mid-day editorial: Strike out at drugs, not at a person's race
It happened in Greater Noida, but it still strikes a chord here in Mumbai, and elsewhere in India. Four Nigerian students became the victims of a mob attack after a peaceful protest march turned violent.
Local residents were taking out a candlelight march for a boy who had recently died because of a suspected drug overdose. The boy's parents said their son had been kidnapped and foreigners had given him drugs, as a result of which, he died. The march was taken out after the police released some Nigerians who had been detained in connection with the students' death. But it suddenly turned violent, with protestors beating up Africans on the road and in the mall. Knives, bricks and rods were used.
It is shocking that a death has sparked this kind of violence and racism. It is has taken deep root in our society and has stereotyped Nigerians and all Africans as drug peddlers and junkies. It is reprehensible that Africans became such a target of sweeping hate and venom.
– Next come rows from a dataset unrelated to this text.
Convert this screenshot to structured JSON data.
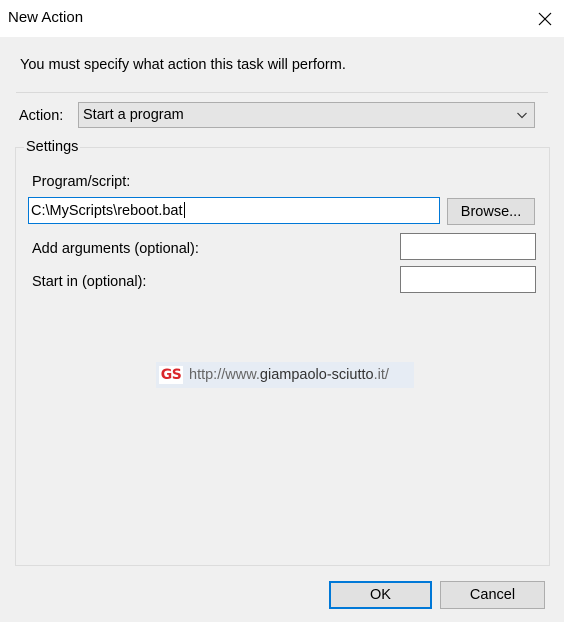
{
  "window": {
    "title": "New Action",
    "close_icon": "close-icon"
  },
  "instruction": "You must specify what action this task will perform.",
  "action": {
    "label": "Action:",
    "selected": "Start a program",
    "dropdown_icon": "chevron-down-icon"
  },
  "settings": {
    "legend": "Settings",
    "program": {
      "label": "Program/script:",
      "value": "C:\\MyScripts\\reboot.bat",
      "browse_label": "Browse..."
    },
    "arguments": {
      "label": "Add arguments (optional):",
      "value": ""
    },
    "start_in": {
      "label": "Start in (optional):",
      "value": ""
    }
  },
  "watermark": {
    "logo_text": "GS",
    "url_prefix": "http://www.",
    "url_domain": "giampaolo-sciutto",
    "url_suffix": ".it/",
    "logo_color": "#d9262b"
  },
  "buttons": {
    "ok": "OK",
    "cancel": "Cancel"
  },
  "colors": {
    "focus_accent": "#0078d7",
    "background": "#f0f0f0"
  }
}
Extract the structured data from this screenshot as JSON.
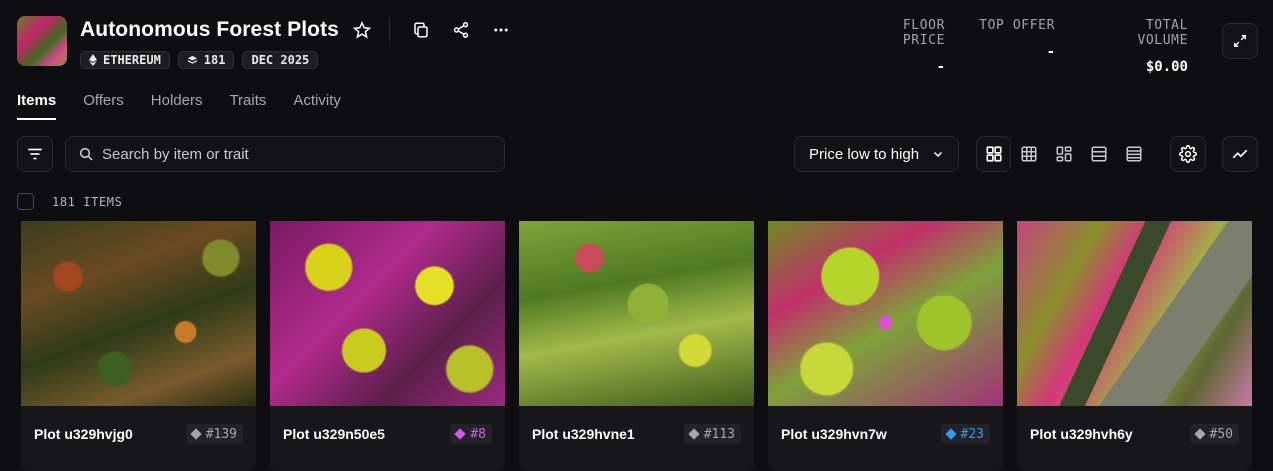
{
  "collection": {
    "title": "Autonomous Forest Plots",
    "badges": [
      {
        "icon": "ethereum-icon",
        "label": "ETHEREUM"
      },
      {
        "icon": "layers-icon",
        "label": "181"
      },
      {
        "icon": "",
        "label": "DEC 2025"
      }
    ]
  },
  "stats": [
    {
      "label": "FLOOR PRICE",
      "value": "-"
    },
    {
      "label": "TOP OFFER",
      "value": "-"
    },
    {
      "label": "TOTAL VOLUME",
      "value": "$0.00"
    }
  ],
  "tabs": [
    {
      "label": "Items",
      "active": true
    },
    {
      "label": "Offers",
      "active": false
    },
    {
      "label": "Holders",
      "active": false
    },
    {
      "label": "Traits",
      "active": false
    },
    {
      "label": "Activity",
      "active": false
    }
  ],
  "search": {
    "placeholder": "Search by item or trait"
  },
  "sort": {
    "label": "Price low to high"
  },
  "count": {
    "label": "181 ITEMS"
  },
  "cards": [
    {
      "name": "Plot u329hvjg0",
      "rank": "#139",
      "rank_color": "#a5a5aa",
      "gem_color": "#a5a5aa"
    },
    {
      "name": "Plot u329n50e5",
      "rank": "#8",
      "rank_color": "#d15ae6",
      "gem_color": "#d15ae6"
    },
    {
      "name": "Plot u329hvne1",
      "rank": "#113",
      "rank_color": "#a5a5aa",
      "gem_color": "#a5a5aa"
    },
    {
      "name": "Plot u329hvn7w",
      "rank": "#23",
      "rank_color": "#2f9cf0",
      "gem_color": "#2f9cf0"
    },
    {
      "name": "Plot u329hvh6y",
      "rank": "#50",
      "rank_color": "#a5a5aa",
      "gem_color": "#a5a5aa"
    }
  ],
  "colors": {
    "background": "#0e0e10",
    "panel": "#121214",
    "border": "#2c2c30"
  }
}
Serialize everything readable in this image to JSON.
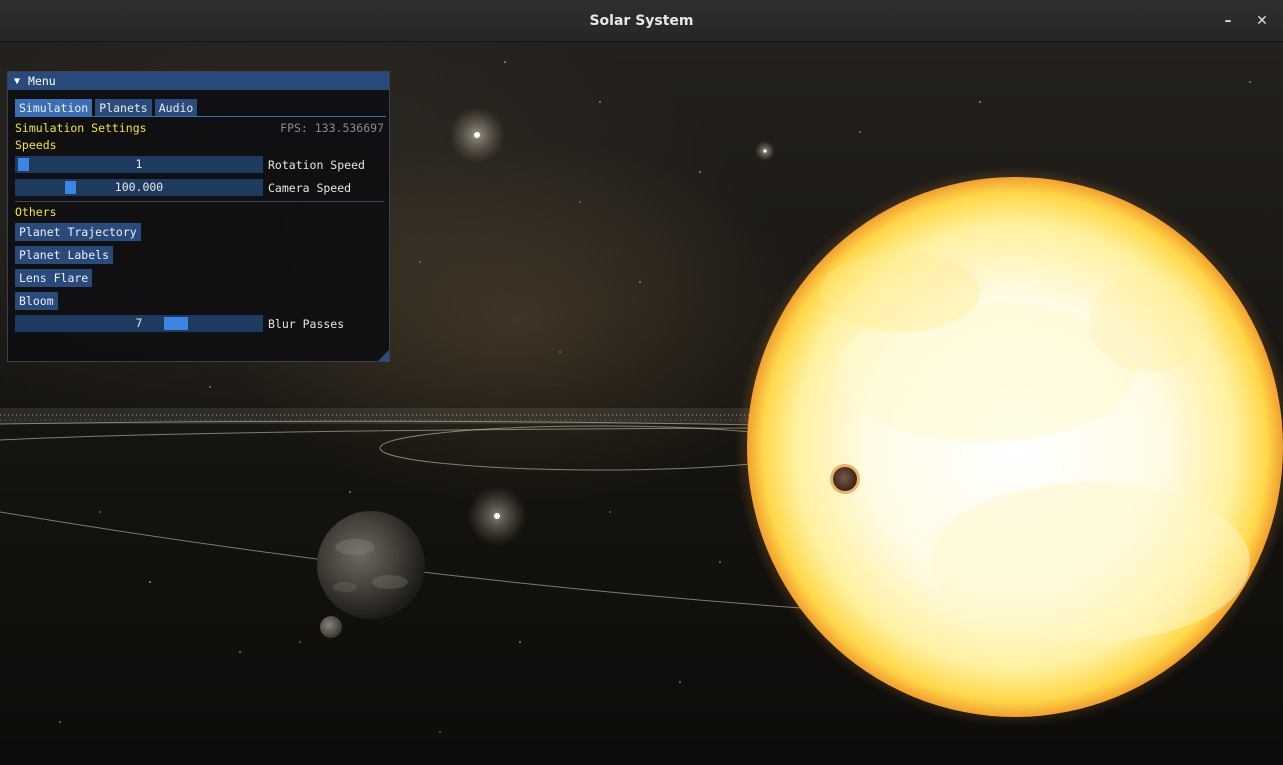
{
  "window": {
    "title": "Solar System"
  },
  "menu": {
    "title": "Menu",
    "tabs": [
      "Simulation",
      "Planets",
      "Audio"
    ],
    "active_tab": "Simulation",
    "section_title": "Simulation Settings",
    "fps_label": "FPS: 133.536697",
    "speeds_heading": "Speeds",
    "rotation_speed": {
      "label": "Rotation Speed",
      "value": "1"
    },
    "camera_speed": {
      "label": "Camera Speed",
      "value": "100.000"
    },
    "others_heading": "Others",
    "buttons": [
      "Planet Trajectory",
      "Planet Labels",
      "Lens Flare",
      "Bloom"
    ],
    "blur_passes": {
      "label": "Blur Passes",
      "value": "7"
    }
  },
  "colors": {
    "panel_bg": "#0f0f12",
    "header": "#294a7a",
    "accent": "#3d85e0",
    "heading_yellow": "#f1e24a",
    "sun": "#fff6c8"
  }
}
Readers may remember some years ago, Goa was on the boil after a Nigerian national was stabbed to death in what was said to be a turf war over the drug trade in North Goa. After the killing, nearly 200 Nigerians blocked the National Highway-17 for four hours to protest against the murder. The subsequent tension has had a ripple effect with the police cracking down on Nigerians staying illegally in various parts of the city. Nigerians here routinely battle racist barbs and drug-dealer stereotypes, lumped together as blacks or 'kaalus'.
The focus should be on stamping out the drug menace, rather than the nationality or colour of persons. Let us concentrate on the crime rather than tarnish an entire community with the same brush. Just like Indians slam racism targeted at them abroad, it is time to look inwards and stop if we are guilty of the same here.